What this task involves =
Please state how many lines in the records below contain the word "icon", giving only the number.

Extracted records =
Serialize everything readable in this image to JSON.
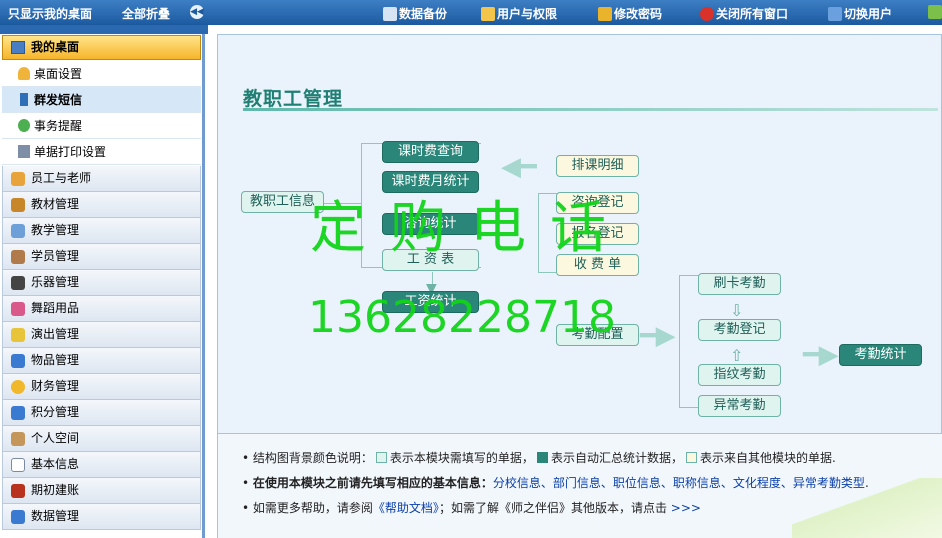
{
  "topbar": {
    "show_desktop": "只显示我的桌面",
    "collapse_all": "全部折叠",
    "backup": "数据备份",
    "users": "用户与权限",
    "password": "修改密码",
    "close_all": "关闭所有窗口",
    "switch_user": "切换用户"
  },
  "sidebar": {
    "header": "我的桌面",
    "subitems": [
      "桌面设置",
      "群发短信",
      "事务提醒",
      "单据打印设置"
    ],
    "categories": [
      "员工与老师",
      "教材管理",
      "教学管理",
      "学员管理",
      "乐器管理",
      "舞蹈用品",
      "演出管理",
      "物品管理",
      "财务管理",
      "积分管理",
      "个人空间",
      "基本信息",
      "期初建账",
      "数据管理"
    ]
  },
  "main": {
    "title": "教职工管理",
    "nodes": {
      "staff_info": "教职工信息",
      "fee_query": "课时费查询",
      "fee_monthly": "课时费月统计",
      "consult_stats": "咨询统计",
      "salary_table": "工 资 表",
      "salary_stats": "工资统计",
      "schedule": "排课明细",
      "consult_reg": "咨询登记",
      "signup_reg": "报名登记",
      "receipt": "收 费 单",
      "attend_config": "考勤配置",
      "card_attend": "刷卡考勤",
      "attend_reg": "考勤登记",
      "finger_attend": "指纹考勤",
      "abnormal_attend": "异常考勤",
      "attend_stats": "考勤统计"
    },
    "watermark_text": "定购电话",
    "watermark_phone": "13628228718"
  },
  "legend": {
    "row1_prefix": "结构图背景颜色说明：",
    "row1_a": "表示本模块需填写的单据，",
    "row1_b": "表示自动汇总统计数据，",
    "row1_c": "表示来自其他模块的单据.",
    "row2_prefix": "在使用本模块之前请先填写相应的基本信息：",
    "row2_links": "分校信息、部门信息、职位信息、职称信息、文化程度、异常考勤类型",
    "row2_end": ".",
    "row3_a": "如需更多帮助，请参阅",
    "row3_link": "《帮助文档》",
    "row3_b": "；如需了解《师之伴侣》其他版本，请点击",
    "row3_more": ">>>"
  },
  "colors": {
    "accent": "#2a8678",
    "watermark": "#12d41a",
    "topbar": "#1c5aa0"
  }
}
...
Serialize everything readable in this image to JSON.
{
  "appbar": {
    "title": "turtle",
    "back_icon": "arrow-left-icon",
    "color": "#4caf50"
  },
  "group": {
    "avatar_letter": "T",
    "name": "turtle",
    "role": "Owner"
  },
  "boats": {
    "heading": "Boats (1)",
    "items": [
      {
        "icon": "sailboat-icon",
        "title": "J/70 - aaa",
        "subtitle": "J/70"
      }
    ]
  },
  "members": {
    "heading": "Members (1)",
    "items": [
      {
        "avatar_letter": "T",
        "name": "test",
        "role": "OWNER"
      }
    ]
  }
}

Answer area =
2